When the pots become filled with roots, a little clear manure water will be beneficial; and they should be syringed with pure water, morning and evening. By the middle of June they will require a final shift into 18-inch pots, and should be encouraged to make vigorous growth. With regard to stopping, they merely require to have any over luxuriant shoot stopped, when it has attained the desired height, bo as to regulate the flow of the sap, and induce the formation of lateral branches, upon which the flowers are produced. The stronger shoots should be supported by neat stakes, and tied out, so as to accommodate the side shoots which are to produce the flowers. Managed in this way they form fine bushy plants, commence blooming in October, and continue in flower . till March, or even later, if kept in a temperature of 50 ° or 55 °.

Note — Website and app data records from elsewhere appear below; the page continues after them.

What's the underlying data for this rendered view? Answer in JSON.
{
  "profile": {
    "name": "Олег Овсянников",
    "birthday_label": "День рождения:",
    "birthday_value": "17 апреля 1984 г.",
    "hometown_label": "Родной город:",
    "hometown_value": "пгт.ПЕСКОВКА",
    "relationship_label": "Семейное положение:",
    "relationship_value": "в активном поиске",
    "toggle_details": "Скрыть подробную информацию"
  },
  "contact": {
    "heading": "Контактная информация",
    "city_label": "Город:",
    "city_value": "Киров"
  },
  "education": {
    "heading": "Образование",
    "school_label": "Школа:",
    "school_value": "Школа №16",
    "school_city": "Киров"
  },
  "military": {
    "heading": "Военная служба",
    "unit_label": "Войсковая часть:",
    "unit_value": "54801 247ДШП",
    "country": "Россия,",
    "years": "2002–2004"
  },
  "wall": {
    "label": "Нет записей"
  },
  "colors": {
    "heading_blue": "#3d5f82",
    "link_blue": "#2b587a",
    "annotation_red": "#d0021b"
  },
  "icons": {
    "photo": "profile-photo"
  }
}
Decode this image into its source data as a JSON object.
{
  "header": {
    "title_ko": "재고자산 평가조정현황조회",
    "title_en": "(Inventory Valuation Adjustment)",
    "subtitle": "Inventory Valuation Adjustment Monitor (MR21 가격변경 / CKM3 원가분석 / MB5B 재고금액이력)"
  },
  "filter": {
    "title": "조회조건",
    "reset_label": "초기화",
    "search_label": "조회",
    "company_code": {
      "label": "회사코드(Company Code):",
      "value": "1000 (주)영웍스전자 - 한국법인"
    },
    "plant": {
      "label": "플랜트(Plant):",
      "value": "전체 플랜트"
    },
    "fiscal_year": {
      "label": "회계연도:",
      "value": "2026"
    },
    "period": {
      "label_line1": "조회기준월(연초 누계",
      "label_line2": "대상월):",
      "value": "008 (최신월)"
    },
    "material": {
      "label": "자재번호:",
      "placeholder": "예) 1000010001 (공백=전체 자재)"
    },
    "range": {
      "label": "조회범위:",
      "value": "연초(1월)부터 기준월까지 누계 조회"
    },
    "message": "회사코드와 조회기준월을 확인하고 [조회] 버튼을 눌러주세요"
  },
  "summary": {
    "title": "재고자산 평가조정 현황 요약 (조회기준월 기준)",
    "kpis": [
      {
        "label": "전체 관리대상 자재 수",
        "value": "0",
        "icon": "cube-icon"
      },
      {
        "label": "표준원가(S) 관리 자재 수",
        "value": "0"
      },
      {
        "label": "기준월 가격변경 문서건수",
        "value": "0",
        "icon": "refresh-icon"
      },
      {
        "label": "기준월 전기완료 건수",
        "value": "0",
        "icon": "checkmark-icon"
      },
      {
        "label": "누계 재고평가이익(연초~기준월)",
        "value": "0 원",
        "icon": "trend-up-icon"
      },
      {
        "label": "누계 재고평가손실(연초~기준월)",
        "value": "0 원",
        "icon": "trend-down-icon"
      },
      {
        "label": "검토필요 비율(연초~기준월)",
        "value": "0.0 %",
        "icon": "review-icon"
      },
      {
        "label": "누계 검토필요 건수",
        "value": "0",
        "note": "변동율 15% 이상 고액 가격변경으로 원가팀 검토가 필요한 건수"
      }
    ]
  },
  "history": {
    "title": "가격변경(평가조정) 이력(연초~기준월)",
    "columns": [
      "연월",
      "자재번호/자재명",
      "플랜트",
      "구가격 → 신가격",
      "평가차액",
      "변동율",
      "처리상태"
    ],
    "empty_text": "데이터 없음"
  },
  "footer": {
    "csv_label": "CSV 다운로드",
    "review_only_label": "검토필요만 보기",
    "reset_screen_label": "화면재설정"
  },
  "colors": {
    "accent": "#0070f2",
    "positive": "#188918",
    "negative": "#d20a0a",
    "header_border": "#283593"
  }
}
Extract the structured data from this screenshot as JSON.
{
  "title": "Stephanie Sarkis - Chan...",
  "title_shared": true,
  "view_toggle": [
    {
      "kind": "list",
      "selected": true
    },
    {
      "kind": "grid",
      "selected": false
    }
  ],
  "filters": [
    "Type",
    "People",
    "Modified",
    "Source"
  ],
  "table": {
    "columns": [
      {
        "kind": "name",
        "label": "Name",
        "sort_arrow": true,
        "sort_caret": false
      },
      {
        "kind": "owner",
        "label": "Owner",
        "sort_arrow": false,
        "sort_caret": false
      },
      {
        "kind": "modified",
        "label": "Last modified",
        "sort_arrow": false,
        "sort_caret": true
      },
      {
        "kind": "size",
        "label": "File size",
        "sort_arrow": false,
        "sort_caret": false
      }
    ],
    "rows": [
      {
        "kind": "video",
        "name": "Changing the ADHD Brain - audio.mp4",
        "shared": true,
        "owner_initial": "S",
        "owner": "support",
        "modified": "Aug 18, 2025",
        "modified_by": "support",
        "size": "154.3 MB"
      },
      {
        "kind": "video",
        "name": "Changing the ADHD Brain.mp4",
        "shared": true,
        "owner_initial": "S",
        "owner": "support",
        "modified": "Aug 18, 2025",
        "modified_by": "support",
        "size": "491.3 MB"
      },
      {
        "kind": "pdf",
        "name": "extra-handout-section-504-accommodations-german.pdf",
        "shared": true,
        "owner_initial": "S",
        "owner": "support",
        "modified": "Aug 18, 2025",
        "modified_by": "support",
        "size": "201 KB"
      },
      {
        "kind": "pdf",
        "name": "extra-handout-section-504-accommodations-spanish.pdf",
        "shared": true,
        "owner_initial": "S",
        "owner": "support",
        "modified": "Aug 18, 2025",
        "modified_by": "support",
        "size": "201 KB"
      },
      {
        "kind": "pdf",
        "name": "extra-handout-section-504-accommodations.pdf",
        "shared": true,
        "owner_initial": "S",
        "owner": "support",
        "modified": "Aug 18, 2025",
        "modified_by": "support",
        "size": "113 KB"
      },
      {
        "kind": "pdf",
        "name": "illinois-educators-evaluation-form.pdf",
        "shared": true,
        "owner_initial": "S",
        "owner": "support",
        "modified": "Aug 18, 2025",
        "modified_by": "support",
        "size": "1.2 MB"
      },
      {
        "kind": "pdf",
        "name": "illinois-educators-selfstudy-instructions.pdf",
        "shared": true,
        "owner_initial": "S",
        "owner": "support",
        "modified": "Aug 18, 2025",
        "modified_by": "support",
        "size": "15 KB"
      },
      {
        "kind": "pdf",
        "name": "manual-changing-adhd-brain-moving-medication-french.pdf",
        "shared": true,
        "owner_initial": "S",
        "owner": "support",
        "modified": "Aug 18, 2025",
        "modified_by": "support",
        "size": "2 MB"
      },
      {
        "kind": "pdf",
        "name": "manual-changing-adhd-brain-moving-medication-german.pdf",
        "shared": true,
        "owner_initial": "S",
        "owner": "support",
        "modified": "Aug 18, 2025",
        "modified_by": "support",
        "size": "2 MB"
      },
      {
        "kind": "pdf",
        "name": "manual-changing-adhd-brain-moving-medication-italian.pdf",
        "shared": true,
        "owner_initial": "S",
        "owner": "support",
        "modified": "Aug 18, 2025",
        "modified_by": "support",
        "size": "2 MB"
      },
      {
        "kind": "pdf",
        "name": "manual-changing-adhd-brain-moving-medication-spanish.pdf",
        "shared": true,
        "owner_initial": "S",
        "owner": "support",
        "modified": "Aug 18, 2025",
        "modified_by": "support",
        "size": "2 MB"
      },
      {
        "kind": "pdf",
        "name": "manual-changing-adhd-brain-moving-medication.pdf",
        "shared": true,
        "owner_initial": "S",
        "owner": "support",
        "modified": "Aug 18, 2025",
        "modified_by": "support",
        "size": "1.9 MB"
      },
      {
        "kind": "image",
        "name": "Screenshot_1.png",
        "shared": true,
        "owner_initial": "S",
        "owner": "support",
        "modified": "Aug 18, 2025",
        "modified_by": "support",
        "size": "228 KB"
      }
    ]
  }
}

A second lot of cuttings should be got in about the middle of July, and treated as the first, except that after the second shift, which they should receive in September, they may remain in 8-inch pots till February. During the winter they should occupy a situation near the glass, where the temperature may average from 50 ° to 60 °. Early in February a portion of the plants may be shifted into 18-inch pots, after which a slight increase of heat will be essential to their well doing; but when subjected to a high temperature at this early season, they should receive all the light that it is possible to give them. As the plants progress in growth, they mast receive attention in the way of stopping and tying, and when the pots become full of roots they should be watered frequently with clear manure. The remainder of the plants, if allowed to remain in their winter pots, and encouraged with a slight increase of temperature, will flower at an earlier period than those which occupy larger pots, or they may be left in a cool place until the middle of march, and then shifted to form a succession to those shifted in February.

This Begonia may be removed to a conservatory, when in flower, where it will continue to is treated something like an intermediate house, it will be necessary to place the plants in the warmest corner, and where they will not be exposed to currents of cold air; a situation where they can receive abundance of light, without being exposed to the direct rays of the midday sun, will be necessary, in order to have the flowers well colored. After the blooming season is oyer, the old specimens may be thrown away, to afford space for young plants, which bloom more freely and produce fine trusses.

The soil best suited for this Begonia in all its stages is equal parts turfy-loamy peat, and well decomposed cow or horse manure. The peat and loam should be carefully broken, and used in as rough a state as the size of the shift will allow; the dung should be carefully mixed with sharp sand previous to being mixed with the peat and loam; this tends to thoroughly separate any lumps, which otherwise would be sure to form a harbor for worms; the quantity of sand should be regulated according to the nature of the loam and peat, tough being added to secure perfect drainage, as this Begonia is somewhat impatient of stagnant moisture about its roots. Alpha, in Gardeners' Chronicle.